---- DATA PROVIDED

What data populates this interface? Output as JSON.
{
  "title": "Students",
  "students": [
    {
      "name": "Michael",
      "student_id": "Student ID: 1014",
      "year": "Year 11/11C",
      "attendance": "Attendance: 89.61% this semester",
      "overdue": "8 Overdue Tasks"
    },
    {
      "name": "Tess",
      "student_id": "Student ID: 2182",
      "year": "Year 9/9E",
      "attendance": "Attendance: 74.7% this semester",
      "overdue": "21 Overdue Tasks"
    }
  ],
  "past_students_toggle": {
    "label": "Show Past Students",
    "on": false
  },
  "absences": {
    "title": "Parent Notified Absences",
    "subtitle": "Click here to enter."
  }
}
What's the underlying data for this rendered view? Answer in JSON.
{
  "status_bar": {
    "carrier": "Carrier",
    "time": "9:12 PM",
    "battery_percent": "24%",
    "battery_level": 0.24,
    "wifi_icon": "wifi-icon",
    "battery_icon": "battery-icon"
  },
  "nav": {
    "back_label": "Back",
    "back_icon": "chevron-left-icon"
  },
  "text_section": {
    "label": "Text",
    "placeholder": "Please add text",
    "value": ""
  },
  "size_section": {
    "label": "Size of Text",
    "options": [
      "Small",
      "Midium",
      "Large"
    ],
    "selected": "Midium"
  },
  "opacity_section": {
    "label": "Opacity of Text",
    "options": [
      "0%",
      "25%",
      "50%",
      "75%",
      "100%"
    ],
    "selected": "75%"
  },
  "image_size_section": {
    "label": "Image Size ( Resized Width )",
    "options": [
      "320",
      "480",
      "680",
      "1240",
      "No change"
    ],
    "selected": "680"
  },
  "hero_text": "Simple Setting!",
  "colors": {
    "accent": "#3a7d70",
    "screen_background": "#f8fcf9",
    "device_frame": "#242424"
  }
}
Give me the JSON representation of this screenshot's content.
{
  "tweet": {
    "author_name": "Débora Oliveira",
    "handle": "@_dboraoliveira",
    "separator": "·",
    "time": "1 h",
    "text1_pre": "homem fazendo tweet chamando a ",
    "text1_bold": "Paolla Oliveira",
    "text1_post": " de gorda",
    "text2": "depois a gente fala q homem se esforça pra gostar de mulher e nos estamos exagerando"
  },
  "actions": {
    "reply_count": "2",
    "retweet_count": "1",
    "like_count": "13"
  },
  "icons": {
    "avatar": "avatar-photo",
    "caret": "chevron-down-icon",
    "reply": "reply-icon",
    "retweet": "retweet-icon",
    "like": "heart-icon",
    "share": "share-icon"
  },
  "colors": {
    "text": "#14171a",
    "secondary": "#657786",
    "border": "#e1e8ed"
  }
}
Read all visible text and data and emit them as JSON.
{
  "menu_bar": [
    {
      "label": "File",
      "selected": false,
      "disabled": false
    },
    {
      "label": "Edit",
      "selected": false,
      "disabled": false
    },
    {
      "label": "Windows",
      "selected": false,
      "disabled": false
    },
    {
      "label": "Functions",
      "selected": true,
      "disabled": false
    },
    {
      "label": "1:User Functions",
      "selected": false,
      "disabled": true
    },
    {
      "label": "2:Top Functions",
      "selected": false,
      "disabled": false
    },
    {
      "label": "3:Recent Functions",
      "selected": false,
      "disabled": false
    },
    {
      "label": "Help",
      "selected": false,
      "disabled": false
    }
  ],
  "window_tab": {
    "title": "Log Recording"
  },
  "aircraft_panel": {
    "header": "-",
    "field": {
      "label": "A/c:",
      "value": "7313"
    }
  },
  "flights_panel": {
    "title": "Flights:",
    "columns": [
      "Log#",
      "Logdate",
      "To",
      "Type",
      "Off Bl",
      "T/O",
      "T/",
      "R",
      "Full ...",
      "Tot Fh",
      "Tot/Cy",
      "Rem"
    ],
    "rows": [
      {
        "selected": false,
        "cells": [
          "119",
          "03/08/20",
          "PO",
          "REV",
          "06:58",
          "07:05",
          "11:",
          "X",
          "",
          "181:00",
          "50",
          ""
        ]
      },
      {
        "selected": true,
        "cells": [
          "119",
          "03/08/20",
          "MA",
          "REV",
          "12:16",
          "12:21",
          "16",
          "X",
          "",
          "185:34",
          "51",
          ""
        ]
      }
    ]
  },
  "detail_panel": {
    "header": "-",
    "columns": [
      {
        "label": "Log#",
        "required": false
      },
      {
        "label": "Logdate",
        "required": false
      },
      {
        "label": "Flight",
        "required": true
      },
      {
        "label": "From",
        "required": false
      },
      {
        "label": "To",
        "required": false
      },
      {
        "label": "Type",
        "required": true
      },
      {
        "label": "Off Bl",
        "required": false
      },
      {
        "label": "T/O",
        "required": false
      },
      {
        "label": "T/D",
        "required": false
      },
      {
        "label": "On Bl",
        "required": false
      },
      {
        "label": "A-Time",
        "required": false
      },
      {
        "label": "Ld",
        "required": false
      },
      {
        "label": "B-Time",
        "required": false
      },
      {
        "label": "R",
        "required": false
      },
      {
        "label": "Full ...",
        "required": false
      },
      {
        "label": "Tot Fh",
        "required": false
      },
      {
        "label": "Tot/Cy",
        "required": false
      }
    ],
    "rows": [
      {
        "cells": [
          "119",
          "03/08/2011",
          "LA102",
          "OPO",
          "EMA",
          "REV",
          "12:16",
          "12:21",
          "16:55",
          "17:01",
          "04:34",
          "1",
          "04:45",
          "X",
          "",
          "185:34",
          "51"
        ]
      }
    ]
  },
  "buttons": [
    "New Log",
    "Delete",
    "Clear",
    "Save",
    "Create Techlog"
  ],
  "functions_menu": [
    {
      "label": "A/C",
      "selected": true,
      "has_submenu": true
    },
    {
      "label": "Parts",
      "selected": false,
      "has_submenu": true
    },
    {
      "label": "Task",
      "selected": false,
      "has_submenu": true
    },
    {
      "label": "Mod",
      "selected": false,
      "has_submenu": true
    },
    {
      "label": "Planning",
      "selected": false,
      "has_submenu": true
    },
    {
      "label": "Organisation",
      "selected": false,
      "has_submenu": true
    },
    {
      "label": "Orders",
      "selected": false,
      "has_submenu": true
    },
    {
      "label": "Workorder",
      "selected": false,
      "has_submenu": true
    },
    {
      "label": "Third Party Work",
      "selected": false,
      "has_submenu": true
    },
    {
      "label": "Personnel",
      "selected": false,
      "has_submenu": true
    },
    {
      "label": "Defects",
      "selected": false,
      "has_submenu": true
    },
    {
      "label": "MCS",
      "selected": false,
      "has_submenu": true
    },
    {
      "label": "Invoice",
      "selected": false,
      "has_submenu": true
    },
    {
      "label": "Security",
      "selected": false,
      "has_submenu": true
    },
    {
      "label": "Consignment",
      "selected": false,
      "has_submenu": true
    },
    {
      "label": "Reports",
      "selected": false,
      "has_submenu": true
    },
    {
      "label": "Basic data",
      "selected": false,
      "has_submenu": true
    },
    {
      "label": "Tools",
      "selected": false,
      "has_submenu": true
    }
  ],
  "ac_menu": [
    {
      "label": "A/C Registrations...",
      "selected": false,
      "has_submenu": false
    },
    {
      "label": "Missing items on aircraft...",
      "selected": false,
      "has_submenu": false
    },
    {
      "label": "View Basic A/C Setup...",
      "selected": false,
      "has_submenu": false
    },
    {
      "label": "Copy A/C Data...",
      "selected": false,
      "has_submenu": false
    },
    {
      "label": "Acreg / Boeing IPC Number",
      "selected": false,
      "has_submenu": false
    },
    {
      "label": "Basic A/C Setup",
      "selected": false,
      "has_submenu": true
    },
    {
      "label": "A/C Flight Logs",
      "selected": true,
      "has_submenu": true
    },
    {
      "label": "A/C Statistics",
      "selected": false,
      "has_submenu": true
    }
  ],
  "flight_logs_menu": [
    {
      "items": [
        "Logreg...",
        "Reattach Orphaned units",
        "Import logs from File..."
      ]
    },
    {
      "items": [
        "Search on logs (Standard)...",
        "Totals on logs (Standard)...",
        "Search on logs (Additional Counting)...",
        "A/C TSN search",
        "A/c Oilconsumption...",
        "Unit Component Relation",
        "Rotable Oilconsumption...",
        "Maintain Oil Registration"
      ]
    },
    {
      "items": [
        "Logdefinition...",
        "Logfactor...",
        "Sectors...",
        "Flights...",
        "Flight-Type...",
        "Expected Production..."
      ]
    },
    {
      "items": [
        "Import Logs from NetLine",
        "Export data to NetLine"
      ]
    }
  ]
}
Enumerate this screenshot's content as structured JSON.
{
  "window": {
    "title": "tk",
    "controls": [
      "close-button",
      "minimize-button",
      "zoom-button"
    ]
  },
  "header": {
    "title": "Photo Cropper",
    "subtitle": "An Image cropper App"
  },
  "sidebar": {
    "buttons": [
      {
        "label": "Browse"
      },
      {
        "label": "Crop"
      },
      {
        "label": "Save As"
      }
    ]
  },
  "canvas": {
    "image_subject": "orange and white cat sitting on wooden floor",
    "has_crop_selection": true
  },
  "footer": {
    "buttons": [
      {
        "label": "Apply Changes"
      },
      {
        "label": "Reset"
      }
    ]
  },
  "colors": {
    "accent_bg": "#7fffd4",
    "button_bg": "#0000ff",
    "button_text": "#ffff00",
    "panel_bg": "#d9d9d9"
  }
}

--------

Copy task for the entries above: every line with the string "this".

__THE ANSWER__
What data populates this interface? Output as JSON.
      "attendance": "Attendance: 89.61% this semester",
      "attendance": "Attendance: 74.7% this semester",
What's the underlying data for this rendered view? Answer in JSON.
Give me the JSON representation of this screenshot's content.
Enumerate this screenshot's content as structured JSON.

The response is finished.